Release Date:Director/Writer: Cinematographer:Starring:Studio/Run Time:Rocky adaptation thrives on play's ideasThe early scenes of Doubt glide past so smoothly that it’s easy to miss the seditious currents underneath.
For a film that readily awakens its cast’s more flamboyant instincts, Doubt thrives most on such sequences, shrouded in stricken ambiguity. The film unravels a duel of truth and morality between that priest and nun, she convinced he has developed an improper bond with an altar boy despite his emphatic denials. Doubt proceeds with nasty indictments and shadowy revelations as the case becomes increasingly overheated and bizarre, including an encounter with the altar boy’s mother (Viola Davis, a knockout) that opens another disturbing realm of possibility.

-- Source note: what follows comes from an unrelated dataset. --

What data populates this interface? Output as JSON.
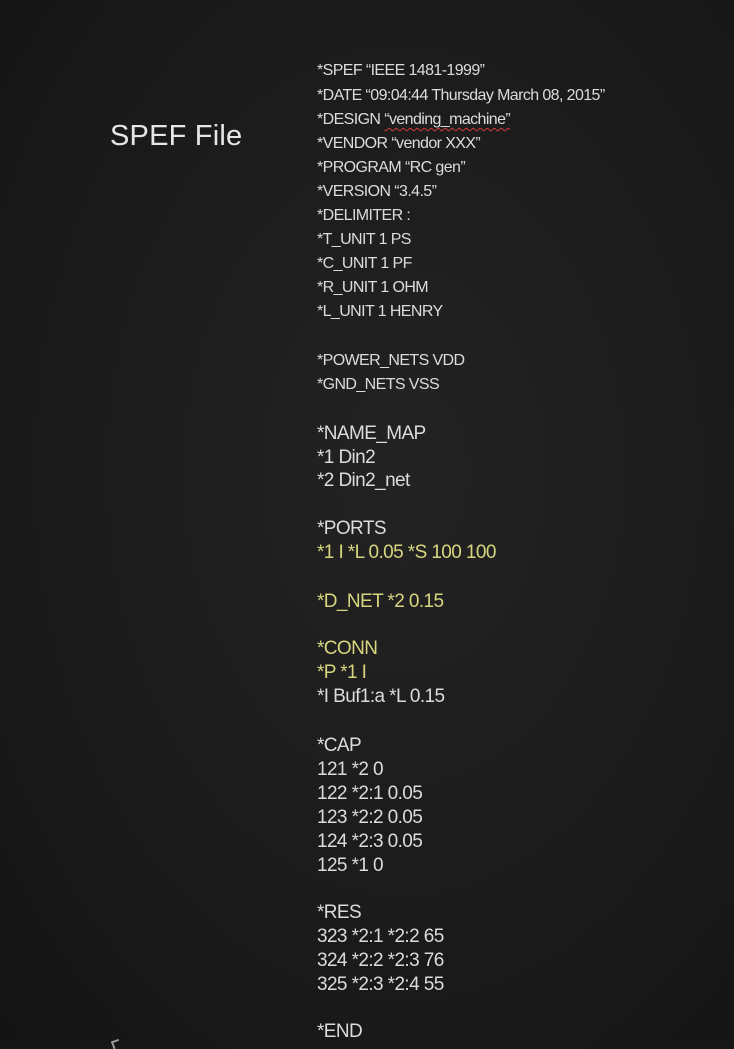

Writer-director John Patrick Shanley adapts his hugely celebrated play with more reverence for its searing ideas than the new medium before him. The action is deliberate but inert, with a numbness at odds with the emotional intensity inherent in a cast headed by Streep and Hoffman. And yet the riveting complexity of the would-be scandal remains as potent as ever. The film, like the play, baits the audience with big ideas and then weathers them down to a simple question—did he or didn’t he?—that is far larger than it seems. Whatever its failings as a film, Doubt's fierce ideological textures leave a pronounced unease that's difficult to shake.